For pharmacists working in retail, guiding patients on the use of over-the-counter (OTC) drugs is a common part of the job. According to a recent survey from the American Pharmacists Association (APhA), pharmacists make an average of 29 OTC recommendations each week, and approximately 81% of consumers purchase an OTC product their pharmacists recommended. As the profession evolves to providing more patient care services, there is a continued need for pharmacy curricula to maintain pace.
Self-Care Pharmacotherapeutics, a course required by the UArizona Doctor of Pharmacy program, teaches students the appropriate use of medications for self-care inquiries including selection of medications, appropriate dosing, and analysis of safety in a community pharmacy setting. But there was limited information on how best to assess the skills taught during this training. Seeking to fill this gap, a study by College of Pharmacy Assistant Professors Bernadette Cornelison, PharmD, MS, BCPS, and Beth Zerr, PharmD, BCACP, evaluated the use of a community pharmacy-based OSCE in assessing pharmacy students in their first year. The analysis found that students and facilitators believed the OSCE tested the skills needed to provide care in a community setting.
"We teach the self-care therapeutics course in the first semester of the first year in pharmacy school," explained Dr. Cornelison. "We felt it was important to innovate and evaluate new ways of teaching that would educate the students and, hopefully, help them retain information."
The study, published in the Journal of the American College of Clinical Pharmacy, also found that the design of the simulation reflected the accurate amount of time a student intern would have to complete the Pharmacist' Patient Care Process (PPCP). This finding further demonstrates that the PPCP can be applied to patients even when time may seem limited. The standardization of this process is an important step in advancing pharmacists as recognized patient care providers across the country.
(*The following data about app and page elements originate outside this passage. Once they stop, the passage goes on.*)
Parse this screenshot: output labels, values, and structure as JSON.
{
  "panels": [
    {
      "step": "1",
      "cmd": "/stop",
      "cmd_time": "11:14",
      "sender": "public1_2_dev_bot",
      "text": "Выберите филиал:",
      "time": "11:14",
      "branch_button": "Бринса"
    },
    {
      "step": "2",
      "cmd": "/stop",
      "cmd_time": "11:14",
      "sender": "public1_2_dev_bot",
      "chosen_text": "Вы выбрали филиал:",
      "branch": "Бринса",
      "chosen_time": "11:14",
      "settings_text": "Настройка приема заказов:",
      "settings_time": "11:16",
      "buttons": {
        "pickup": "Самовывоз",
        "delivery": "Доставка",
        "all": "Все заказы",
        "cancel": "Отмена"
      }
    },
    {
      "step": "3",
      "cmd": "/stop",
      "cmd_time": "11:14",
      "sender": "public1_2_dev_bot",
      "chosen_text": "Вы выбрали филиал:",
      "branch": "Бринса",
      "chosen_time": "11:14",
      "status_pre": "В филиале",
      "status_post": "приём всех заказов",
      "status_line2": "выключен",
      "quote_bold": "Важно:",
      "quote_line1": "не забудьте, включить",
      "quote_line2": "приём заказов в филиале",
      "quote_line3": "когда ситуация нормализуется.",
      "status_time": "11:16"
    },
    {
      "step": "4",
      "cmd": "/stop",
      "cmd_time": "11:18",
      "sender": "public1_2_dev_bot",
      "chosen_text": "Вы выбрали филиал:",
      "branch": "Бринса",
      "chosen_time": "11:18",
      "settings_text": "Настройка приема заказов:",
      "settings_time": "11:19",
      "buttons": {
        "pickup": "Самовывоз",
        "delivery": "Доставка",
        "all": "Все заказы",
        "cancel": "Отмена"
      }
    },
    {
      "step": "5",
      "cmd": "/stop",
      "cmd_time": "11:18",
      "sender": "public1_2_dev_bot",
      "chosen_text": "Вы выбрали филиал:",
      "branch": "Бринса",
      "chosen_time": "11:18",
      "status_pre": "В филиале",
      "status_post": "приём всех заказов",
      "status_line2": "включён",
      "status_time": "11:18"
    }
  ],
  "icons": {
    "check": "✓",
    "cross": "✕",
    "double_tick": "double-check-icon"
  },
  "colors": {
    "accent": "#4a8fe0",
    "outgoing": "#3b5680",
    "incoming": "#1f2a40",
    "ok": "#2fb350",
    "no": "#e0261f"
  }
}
Drs. Cornelison and Zerr say the results show a strong case for fully implementing OSCEs in program curricula and are hopeful other colleges of pharmacy will, too.